Most investors don’t understand hedge funds and indicators that are based on hedge funds’ activities. They ignore hedge funds because of their recent poor performance in the bull market. Our research indicates that hedge funds underperformed because they aren’t 100% long. Hedge fund fees are also very large compared to the returns generated and they reduce the net returns experienced by investors. We uncovered that hedge funds’ long positions actually outperformed the market. For instance the 15 most popular small-cap stocks among funds beat the S&P 500 Index by more than 60 percentage points since the end of August 2012. These stocks returned a cumulative of 118% vs. a 58% gain for the S&P 500 Index (read the details). That’s why we believe investors should pay attention to what hedge funds are buying (rather than what their net returns are).

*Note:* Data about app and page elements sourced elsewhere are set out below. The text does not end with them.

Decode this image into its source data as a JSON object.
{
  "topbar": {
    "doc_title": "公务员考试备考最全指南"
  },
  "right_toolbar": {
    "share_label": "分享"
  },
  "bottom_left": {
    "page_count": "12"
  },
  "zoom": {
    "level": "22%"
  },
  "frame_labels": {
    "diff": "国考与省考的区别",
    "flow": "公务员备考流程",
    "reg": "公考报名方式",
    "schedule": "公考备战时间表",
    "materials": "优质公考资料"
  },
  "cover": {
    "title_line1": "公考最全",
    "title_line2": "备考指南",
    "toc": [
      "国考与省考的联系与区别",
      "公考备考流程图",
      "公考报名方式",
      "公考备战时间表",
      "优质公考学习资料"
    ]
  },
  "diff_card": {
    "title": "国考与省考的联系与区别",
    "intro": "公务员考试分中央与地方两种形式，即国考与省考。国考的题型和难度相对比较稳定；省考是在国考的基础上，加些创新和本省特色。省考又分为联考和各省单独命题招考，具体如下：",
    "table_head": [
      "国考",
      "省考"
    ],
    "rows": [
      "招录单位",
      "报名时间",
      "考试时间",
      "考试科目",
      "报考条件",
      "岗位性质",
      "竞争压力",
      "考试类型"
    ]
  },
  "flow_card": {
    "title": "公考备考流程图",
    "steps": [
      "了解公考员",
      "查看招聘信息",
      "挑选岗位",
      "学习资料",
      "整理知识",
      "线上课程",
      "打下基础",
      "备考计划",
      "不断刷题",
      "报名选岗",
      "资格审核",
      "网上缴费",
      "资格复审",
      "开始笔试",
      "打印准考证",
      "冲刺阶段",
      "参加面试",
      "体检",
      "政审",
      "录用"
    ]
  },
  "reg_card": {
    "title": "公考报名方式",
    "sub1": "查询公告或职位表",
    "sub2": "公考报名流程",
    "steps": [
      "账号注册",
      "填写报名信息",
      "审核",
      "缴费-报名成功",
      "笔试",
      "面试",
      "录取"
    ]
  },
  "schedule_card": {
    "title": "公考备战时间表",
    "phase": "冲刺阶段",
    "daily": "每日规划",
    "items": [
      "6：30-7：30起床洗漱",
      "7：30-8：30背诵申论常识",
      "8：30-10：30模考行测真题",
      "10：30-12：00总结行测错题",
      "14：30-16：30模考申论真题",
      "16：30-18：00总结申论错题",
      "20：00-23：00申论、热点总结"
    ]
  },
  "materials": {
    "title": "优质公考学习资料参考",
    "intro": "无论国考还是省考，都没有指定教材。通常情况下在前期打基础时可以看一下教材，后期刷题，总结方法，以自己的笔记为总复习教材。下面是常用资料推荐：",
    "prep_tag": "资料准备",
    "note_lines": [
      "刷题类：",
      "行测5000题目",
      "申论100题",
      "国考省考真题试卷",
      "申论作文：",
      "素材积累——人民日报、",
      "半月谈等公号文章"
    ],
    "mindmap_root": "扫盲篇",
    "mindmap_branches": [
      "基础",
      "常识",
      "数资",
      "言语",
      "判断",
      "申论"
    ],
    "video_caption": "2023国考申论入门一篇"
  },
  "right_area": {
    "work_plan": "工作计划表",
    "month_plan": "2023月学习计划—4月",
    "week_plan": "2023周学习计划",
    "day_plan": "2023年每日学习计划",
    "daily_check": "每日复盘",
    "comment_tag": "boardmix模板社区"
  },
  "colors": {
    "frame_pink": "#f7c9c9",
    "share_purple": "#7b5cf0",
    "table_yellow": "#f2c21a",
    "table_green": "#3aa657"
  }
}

The last time Netflix, Inc. (NASDAQ:NFLX) raised prices in a major way, its stock fell from a split-adjusted $42 to $8.50 a share. Investors worried the price hike would drive subscribers to other streaming competitors such as Amazon and Hulu and worried Netflix would go under from its billions in show commitments. Although the bears were right for a period, management fixed things by making its own hit shows such as ‘House of Cards’. The unique shows made Netflix more like an online HBO and widened Netflix’s moat; they ensured greater customer loyalty.
This time around, Netflix management is raising prices piecemeal so a repeat of 2011 doesn’t occur again. The streaming giant is raising prices only for new subscribers in the United States, Canada, and parts of Latin America, while granting existing users a temporary reprieve from any price hike, which could last as long as 24 months. Netflix needs to charge higher prices to finance its aggressive international expansion and to deliver the profits that its shareholders expect. Investors will be closely monitoring the price hike’s effect on new subscribers in the quarters to come. Any softness in new subscriber numbers will dent shares.
Although it’s hard to imagine a $1 price hike having a material effect on subscriber numbers, when coupled with the loss of its rights deal with Epix, it’s possible it could be just enough to push some current or potential subscribers to choose another service. We already wondered last week if Amazon had already surpassed Netflix as the best video streaming service in the U.S, and a $12 annual price hike to Netflix only seems to align ever more with that thesis. While a price hike of Netflix can do nothing but help competitors like Amazon and Hulu, as mentioned, it’s unlikely to have a huge impact on the flow of subscribers between the services, so ultimately, the hike should benefit Netflix long-term.
Our data shows that hedge funds were bullish on Netflix, Inc. (NASDAQ:NFLX). Of the 730 elite funds in our database, a total of 50 funds reported Netflix long positions worth $6.15 billion, accounting for 15.40% of its market cap, in the latest round of 13F filings, versus 47 funds with $3.86 billion in long positions a quarter earlier. 9.8% of the float is short. Chase Coleman’s Tiger Global Management LLC owns 2.57 million shares while Philippe Laffont‘s Coatue Management owns 286,585 shares.